There’s, probably, only one position in sports that can match the you-had-one-job scrutiny of a placekicker attempting a critical field goal late in a football game. As in: If you make the kick, it was expected; if you miss it, well, you didn’t do the one thing you were brought on to do. 

The comparison here is a closer in baseball. The expectation is whoever is called upon with a one-to-three-run lead in the ninth inning will convert the save and win his team the game. 

But when a closer blows a save and is in the spotlight during baseball’s regular season, there’s always a game the next day or, at worst, in two days. The immediacy and pace of a Major League Baseball team’s schedule lends itself to closers having to “flush” a bad outing and move on to the next one, since it might be tomorrow. 

For Bears kicker Cody Parkey, though, he’s had to wait a week until he gets his next “meaningful” chance at making a field goal after missing a game-winning 53-yard attempt last weekend against the Miami Dolphins. But moving on from a critical missed kick has never, and is not, a problem for the fifth-year veteran. 

“(It takes) five minutes,” Parkey said. “You kick the ball, and if it doesn’t go in you’re not going to sit there and cry on the field, you’re going to continue to move on with your life. I don’t think there’s really much to it other than knowing you’re going to have to kick another one sometime throughout the season, next game, in the next week, you never know. You stay ready so you’ll be ready for the next week.”

Not allowing those missed kicks to fester is an important trait for a placekicker to possess. What helps Parkey quickly work through his misses is focusing on having a good week of kicking in practice, and also an even-keel mindset that’s been instilled in him since a young age. 

“I think I’ve always been pretty mellow,” Parkey said. “At a young age, my coaches told me never let the highs get to high, never let the lows get too low. And I’ve kind of taken that to heart. If I miss a game winner, make a game winner, I’m going to have the same demeanor. I’m just going to be super chill and knowing it’s a game, it’s supposed to be fun, we’re supposed to go out there and try our best. I put in a lot of work and I try my best on the field.”

That’s something, too, that special teams coach Chris Tabor sees in Parkey. 

“He's always been like that,” Tabor said. “He hit a good ball, his line was just off. In his career going in he was 7-of-8 over 50 yards. I'll be honest with you, I thought he was going to make it. And next time we have that situation, I know he will make it.” 

Age is just a number
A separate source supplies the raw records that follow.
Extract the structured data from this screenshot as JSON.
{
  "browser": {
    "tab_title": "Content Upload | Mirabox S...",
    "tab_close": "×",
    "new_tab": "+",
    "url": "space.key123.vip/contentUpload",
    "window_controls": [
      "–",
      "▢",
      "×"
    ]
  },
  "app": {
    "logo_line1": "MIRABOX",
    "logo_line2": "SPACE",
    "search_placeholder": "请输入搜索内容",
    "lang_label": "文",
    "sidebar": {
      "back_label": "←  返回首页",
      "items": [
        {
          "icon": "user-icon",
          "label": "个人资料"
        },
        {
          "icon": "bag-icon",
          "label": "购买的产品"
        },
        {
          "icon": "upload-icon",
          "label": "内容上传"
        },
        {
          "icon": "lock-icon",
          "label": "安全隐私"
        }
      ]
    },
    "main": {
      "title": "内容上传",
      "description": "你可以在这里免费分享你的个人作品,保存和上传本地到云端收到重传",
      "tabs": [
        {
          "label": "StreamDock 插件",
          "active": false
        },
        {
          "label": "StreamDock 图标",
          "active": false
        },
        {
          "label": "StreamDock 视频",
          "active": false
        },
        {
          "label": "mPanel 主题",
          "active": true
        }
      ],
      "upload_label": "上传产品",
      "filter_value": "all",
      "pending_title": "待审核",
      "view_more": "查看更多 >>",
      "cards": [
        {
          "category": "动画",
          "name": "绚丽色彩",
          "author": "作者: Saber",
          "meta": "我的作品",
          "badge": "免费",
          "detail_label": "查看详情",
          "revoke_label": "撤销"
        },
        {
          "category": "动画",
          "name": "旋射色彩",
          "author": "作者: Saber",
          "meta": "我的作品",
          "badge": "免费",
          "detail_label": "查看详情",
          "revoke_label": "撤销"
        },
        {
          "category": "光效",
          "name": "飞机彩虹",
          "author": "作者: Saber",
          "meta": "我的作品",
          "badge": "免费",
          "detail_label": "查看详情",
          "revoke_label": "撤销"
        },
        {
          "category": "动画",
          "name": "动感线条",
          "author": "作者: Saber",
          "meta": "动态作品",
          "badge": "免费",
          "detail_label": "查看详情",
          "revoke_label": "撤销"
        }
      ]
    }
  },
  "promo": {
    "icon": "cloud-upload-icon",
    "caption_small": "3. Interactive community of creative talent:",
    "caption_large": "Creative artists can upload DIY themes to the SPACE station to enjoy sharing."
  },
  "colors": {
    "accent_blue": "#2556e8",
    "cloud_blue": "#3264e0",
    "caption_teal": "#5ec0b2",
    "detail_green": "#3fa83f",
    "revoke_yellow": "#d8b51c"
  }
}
Sunday will mark the 6th time in Tom Brady’s career that the 41-year-old has faced a head coach younger than him, but the first time it’ll be a coach other than Miami’s Adam Gase (who’s 40). Brady is 3-2 against Gase’s Dophins. 

Matt Nagy, meanwhile, is also 40. Brady just missed playing Kyle Shanahan (38) and Sean McVay (32), facing the San Francisco 49ers and Los Angeles Rams in 2016, a year before both those youthful coaches were hired. 

Meanwhile, the youngest player on the Bears — 21-year-old Roquan Smith — was three years old when Brady made his unassuming NFL debut on Nov. 23, 2000. 

They said it

A couple of amusing one-liners out of Halas Hall this week…

Nagy, when it was brought to his attention that Mitch Trubisky (105.6) has a better passer rating than Brady (98.2), chuckled: “You want to say that one more time?” 

Patriots tight end Rob Gronkowski, when asked if he’d ever heard of “Baby Gronk” Adam Shaheen: “(long pause)… Sometimes.”